EXCLUSIVE: Left/Right, the production company behind nonfiction series Mob Wives and Showtime’s This American Life among other fare, has hired two execs and promoted aonther. Nina Diaz, an executive producer on Mob Wives, has come aboard as SVP Current Production, while keeping her duties on the VH1 series. Her credits include showrunning The Real Housewives Of New Jersey and creating My Super Sweet 16 and Cribs. Also joining Left/Right is Angie Day as VP Development and Current Production. Meanwhile, Anneka Jones has been promoted to SVP Development and will continue to manage the company’s development team as well as staffing and recruiting efforts.
Mob Wives drew 2.4 million viewers to its Season 2 premiere and has spawned a spinoff, Mob Wives: Chicago, set to run in the spring. The series is produced by Left/Right, Just Jenn Prods, the Weinstein Co, and Electus.
Freelancer Cari Lynn is contributing to Deadline’s coverage.
Viacom CEO Philippe Dauman acknowledges that it will take time before Congress revisits the anti-piracy bills that Hollywood supported: the Senate’s Protect IP Act (PIPA) and the House’s Stop Online Piracy Act (SOPA). But the one-time lawyer says that studios and their representatives at the MPAA didn’t lose the recent lobby push on the merits of their case. There was “a lot of misinformation” from Silicon Valley, he said today at a conference sponsored by All Things D. Opponents including the tech industry said that the bills giving the government the power to block overseas sites that traffic in pirated content could be misused to stifle innovation and free speech. “It became almost religious dogma,” Dauman says. He still considers the proposals to be ”very reasonable”, adding that piracy “makes the standards more difficult in greenlighting a film.” Read More »

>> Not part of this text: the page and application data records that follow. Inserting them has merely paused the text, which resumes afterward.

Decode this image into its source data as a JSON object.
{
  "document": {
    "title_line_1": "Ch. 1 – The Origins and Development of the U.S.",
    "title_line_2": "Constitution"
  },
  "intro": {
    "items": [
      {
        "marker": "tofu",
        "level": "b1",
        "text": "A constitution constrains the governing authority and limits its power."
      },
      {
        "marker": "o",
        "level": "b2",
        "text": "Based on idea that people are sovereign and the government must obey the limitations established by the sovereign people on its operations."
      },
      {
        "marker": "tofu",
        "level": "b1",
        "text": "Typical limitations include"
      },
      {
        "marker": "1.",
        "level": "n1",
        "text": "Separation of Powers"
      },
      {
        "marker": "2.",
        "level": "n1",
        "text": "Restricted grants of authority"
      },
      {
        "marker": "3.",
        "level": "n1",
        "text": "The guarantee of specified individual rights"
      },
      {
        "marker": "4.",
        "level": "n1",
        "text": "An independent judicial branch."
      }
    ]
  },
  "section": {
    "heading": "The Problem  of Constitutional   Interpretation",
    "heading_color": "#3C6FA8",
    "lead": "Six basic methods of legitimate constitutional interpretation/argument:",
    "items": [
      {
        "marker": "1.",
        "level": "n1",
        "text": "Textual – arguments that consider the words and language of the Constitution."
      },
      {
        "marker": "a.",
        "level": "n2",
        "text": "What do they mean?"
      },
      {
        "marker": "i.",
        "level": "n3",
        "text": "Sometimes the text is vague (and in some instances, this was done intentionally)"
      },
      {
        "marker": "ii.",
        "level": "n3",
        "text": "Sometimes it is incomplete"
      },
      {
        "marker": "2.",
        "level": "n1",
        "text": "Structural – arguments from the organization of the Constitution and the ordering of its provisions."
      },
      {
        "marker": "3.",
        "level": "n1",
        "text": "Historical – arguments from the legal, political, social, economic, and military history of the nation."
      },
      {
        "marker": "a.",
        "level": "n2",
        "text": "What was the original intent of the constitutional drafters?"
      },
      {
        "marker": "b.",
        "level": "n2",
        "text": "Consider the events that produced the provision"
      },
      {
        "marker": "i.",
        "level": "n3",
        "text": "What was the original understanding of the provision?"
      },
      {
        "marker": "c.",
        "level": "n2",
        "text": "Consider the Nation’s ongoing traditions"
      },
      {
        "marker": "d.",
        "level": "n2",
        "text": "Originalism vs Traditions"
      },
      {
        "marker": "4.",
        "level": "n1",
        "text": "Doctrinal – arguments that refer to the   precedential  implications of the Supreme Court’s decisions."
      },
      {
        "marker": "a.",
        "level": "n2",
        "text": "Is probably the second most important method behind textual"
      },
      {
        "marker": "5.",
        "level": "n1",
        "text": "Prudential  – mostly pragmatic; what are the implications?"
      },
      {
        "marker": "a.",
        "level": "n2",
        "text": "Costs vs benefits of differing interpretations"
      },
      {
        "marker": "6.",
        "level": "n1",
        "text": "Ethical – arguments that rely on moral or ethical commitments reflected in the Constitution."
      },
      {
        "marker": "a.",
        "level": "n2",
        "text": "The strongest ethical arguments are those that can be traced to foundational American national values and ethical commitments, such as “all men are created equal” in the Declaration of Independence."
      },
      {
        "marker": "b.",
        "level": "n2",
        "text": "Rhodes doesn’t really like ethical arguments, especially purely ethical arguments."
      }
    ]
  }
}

EXCLUSIVE: Joanne Woodward has become executive producer on Lucky Them, a film that was begun by her late husband, movie immortal Paul Newman, before he passed away in 2008. Woodward has Marisa Tomei, Thomas Haden Church and Allison Janney attached to star. Scripted by Huck Botko and Emily Wachtel and to be directed by Botko (he co-wrote The Last Exorcism and co-directed The Virginity Hit), the film is about a fortysomething rock journalist who gets an assignment to find her ex-boyfriend. It’s a late bloomers coming-of-age quirky romantic comedy, and a semi-autobiographical tale about the writer’s life in NYC, dating musicians and finding herself when most of her friends have settled down. Read More »